THE PROBLEM | Only the pictures should be dropped; every line of the data must come back exactly as written.

SUPPLIED RECORDS |

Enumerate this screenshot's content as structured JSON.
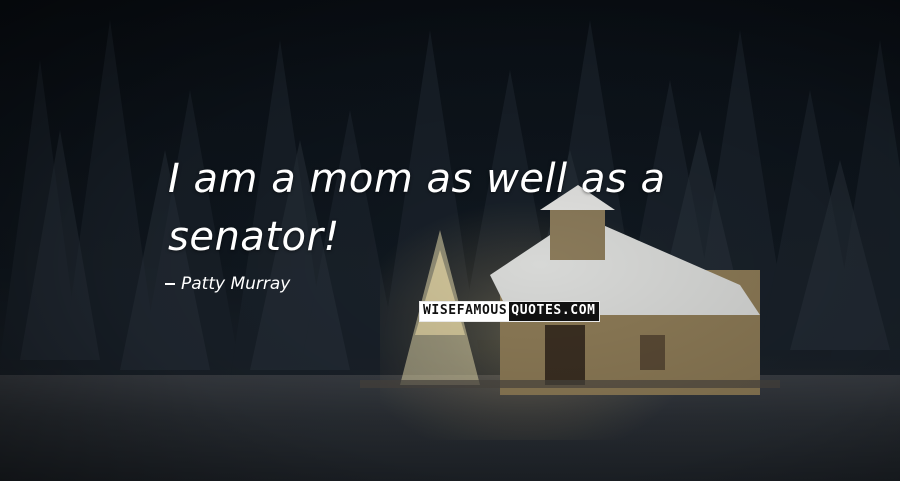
{
  "quote": {
    "line_1": "I am a mom as well as a",
    "line_2": "senator!"
  },
  "author": {
    "name": "Patty Murray"
  },
  "watermark": {
    "part_1": "WISEFAMOUS",
    "part_2": "QUOTES.COM"
  },
  "colors": {
    "text": "#ffffff",
    "background_dark": "#0c1219",
    "chapel_glow": "#ffe196"
  },
  "icons": {
    "author_prefix": "dash-icon"
  }
}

TASK SOLUTION |
Enumerate this screenshot's content as structured JSON.
{
  "quote": {
    "line_1": "I am a mom as well as a",
    "line_2": "senator!"
  },
  "author": {
    "name": "Patty Murray"
  },
  "watermark": {
    "part_1": "WISEFAMOUS",
    "part_2": "QUOTES.COM"
  },
  "colors": {
    "text": "#ffffff",
    "background_dark": "#0c1219",
    "chapel_glow": "#ffe196"
  },
  "icons": {
    "author_prefix": "dash-icon"
  }
}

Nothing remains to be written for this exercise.